In correctional facilities, responsibility for healthcare has been transferred from the public security department to the health and social services department almost everywhere in Québec. This was one of our recommendations in 2011. Since then, in the facilities where transfer occurred, there is better delivery of care. However, the government is slow to carry out transfer in two facilities—those in Québec City and in Montréal. They alone account for 40% of the detention population. When can we expect concrete action on this front?
Preschoolers with language impairments receive specialized services from health and social services until they start school; then the education system is supposed to take over. But this does not really happen because at that point, services are drastically reduced or stop altogether due to a shortage of resources. During the year, the health and social services department agreed to analyze the situation. Since then, no progress.
Access to a family doctor is another problem that has yet to be solved. People are worried that they will remain on waiting lists for more than a year and maybe even two years.
These are but a few examples among many.
And now some good news. I applaud the passage of Bill 55 last June 12. This law abolishes any time limits for civil actions in cases of sexual assault, childhood violence and spousal violence.
The Québec Ombudsman had recommended eliminating prescriptive periods, mainly because it may take a long time before victims of violence become aware of the lingering physical or psychological aftereffects. Furthermore, the prospect of confronting their assailant in court may be a deterrent for decades.
In this case, moving into action mode means that, thanks to this new law, victims of violence who were hampered by the time that had elapsed can see justice served.
I would like to return briefly to the events that continue to affect every one of us, namely, COVID-19. As I said a few minutes ago, this Annual Report covers its outset last March.
Among other tragic consequences, the coronavirus spread like wildfire in residential resources for the elderly, especially in CHSLDs in and around Montréal. We blamed this on understaffing, employee burnout, lack of qualified workers, and dilapidated premises.
These problems were more severe than usual but had existed pre-COVID-19 and had often been reported in preceding decades. After on-site investigations, we published several reports about violation of the dignity of residents with reduced autonomy in these resources.
The fact of the matter is that the alarm had been sounded for high-ranking government officials and the health and social services network many times. Unfortunately, the solutions that would have provided the elderly with living environments and care that respond to their needs were postponed.
In summary, after all the analyses and findings, at some point we must admit that there is nothing more to say. That all the information is in. That everything is poised for action to occur.
So, as a responsible government, it is time for your intentions to give way to action.
In closing, I could not in all conscience express such expectations without striving for this code of conduct within the Québec Ombudsman itself.
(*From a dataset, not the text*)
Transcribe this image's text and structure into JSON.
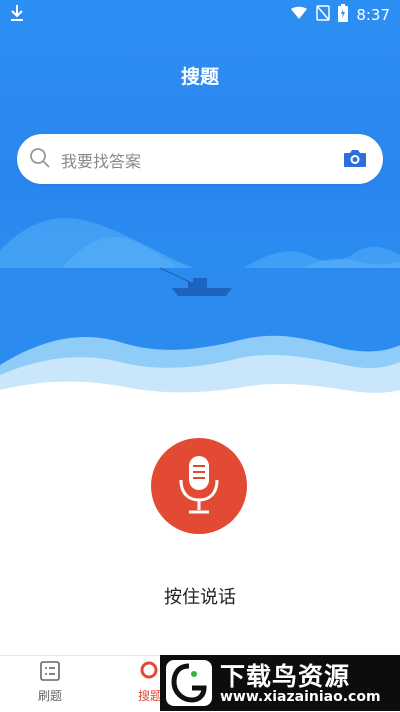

I hope that the Annual Report and the Management Report I am tabling today reflect our efforts in this regard.
Thank you for your attention. Now I’ll take your questions.
Marie Rinfret, Ombudsperson